§ Task goal:
Write each entry again exactly as shown, but without the images it holds.
___ Provided information ___
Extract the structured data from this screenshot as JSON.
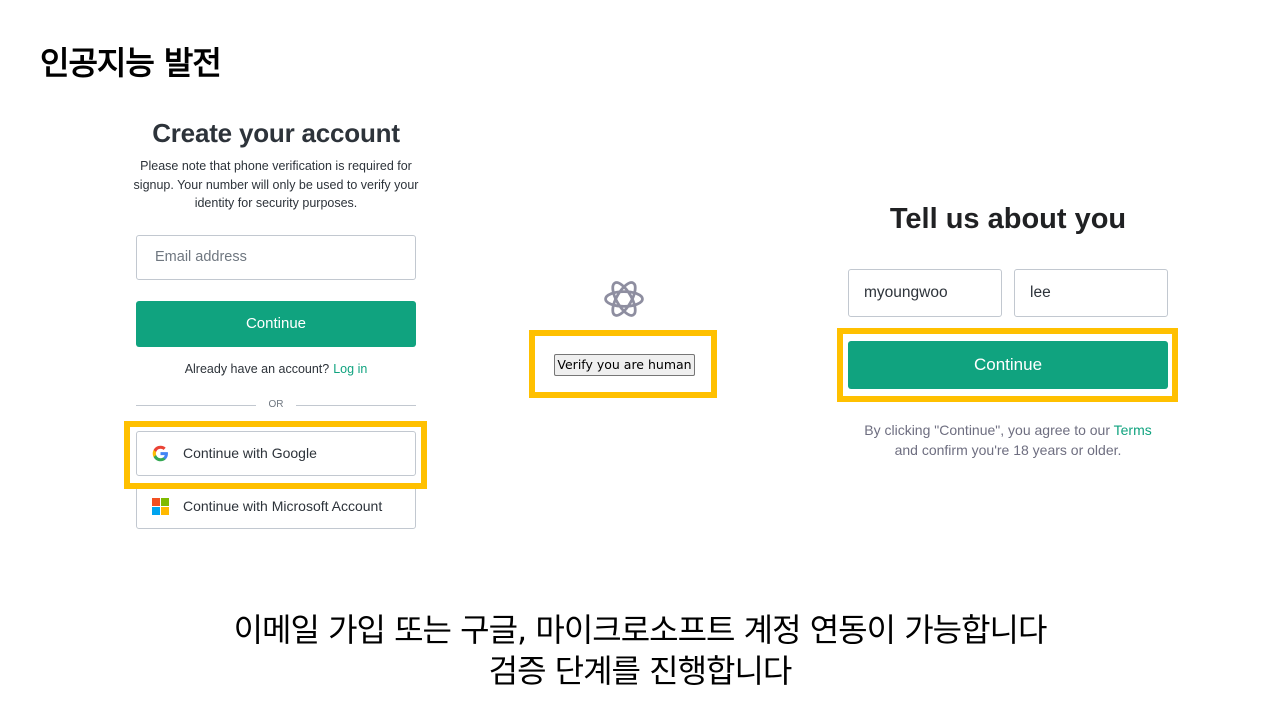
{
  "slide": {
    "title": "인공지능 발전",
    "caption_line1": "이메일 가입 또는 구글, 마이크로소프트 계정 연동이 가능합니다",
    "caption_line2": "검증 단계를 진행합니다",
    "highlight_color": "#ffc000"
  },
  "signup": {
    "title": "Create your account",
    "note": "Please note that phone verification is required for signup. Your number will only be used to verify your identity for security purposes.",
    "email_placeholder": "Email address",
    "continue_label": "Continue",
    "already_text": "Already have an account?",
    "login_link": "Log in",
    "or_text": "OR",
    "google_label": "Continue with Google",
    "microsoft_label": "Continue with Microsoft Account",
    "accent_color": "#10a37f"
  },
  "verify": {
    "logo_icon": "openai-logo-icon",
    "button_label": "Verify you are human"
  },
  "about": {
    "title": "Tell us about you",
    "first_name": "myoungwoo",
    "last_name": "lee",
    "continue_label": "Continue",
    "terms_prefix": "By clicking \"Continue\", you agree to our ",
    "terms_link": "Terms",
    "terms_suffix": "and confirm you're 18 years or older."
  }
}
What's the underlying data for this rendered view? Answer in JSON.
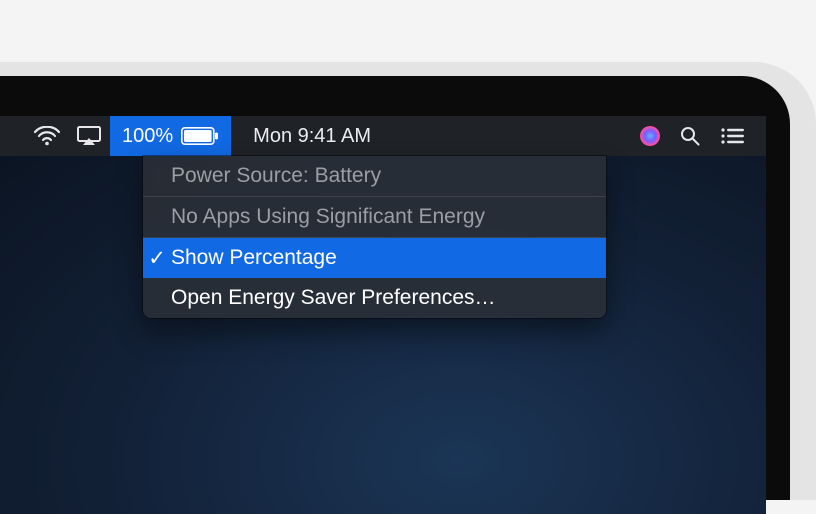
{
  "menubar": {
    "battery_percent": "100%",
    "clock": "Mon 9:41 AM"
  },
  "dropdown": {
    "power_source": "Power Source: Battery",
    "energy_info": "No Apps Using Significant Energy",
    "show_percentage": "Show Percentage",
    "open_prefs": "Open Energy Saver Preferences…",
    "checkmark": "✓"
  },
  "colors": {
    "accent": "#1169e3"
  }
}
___
§ Exercise response:
Extract the structured data from this screenshot as JSON.
{
  "slide": {
    "title": "인공지능 발전",
    "caption_line1": "이메일 가입 또는 구글, 마이크로소프트 계정 연동이 가능합니다",
    "caption_line2": "검증 단계를 진행합니다",
    "highlight_color": "#ffc000"
  },
  "signup": {
    "title": "Create your account",
    "note": "Please note that phone verification is required for signup. Your number will only be used to verify your identity for security purposes.",
    "email_placeholder": "Email address",
    "continue_label": "Continue",
    "already_text": "Already have an account?",
    "login_link": "Log in",
    "or_text": "OR",
    "google_label": "Continue with Google",
    "microsoft_label": "Continue with Microsoft Account",
    "accent_color": "#10a37f"
  },
  "verify": {
    "logo_icon": "openai-logo-icon",
    "button_label": "Verify you are human"
  },
  "about": {
    "title": "Tell us about you",
    "first_name": "myoungwoo",
    "last_name": "lee",
    "continue_label": "Continue",
    "terms_prefix": "By clicking \"Continue\", you agree to our ",
    "terms_link": "Terms",
    "terms_suffix": "and confirm you're 18 years or older."
  }
}
What's the underlying data for this rendered view? Answer in JSON.
{
  "menubar": {
    "battery_percent": "100%",
    "clock": "Mon 9:41 AM"
  },
  "dropdown": {
    "power_source": "Power Source: Battery",
    "energy_info": "No Apps Using Significant Energy",
    "show_percentage": "Show Percentage",
    "open_prefs": "Open Energy Saver Preferences…",
    "checkmark": "✓"
  },
  "colors": {
    "accent": "#1169e3"
  }
}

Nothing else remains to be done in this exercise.